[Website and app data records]
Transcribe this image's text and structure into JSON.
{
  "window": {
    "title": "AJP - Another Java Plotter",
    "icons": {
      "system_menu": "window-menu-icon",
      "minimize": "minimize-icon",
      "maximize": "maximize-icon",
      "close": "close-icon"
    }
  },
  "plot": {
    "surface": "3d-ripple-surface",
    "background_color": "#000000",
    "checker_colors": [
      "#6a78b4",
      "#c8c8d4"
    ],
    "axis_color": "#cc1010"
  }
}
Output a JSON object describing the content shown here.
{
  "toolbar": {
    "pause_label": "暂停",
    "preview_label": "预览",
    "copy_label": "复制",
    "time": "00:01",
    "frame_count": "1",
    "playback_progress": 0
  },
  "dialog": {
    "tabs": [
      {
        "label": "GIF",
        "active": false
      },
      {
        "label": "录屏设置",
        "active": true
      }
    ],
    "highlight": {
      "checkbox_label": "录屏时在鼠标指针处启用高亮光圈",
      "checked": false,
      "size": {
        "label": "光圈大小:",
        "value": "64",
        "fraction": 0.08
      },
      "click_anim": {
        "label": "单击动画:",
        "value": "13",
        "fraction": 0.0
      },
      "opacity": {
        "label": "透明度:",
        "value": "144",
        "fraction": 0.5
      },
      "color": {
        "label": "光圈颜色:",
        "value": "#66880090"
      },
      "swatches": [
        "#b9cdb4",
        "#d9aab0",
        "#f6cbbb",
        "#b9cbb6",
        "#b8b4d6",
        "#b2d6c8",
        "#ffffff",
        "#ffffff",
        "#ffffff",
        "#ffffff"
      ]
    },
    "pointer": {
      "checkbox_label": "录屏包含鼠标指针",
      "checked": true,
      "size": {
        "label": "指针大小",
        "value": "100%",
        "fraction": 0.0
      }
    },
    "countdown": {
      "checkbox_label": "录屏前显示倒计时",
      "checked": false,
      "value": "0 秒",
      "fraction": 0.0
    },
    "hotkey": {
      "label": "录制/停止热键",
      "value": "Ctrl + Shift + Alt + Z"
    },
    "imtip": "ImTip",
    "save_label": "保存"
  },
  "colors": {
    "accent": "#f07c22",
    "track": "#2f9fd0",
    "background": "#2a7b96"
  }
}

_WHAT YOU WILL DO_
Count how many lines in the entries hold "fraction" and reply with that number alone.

_TASK OUTPUT_
5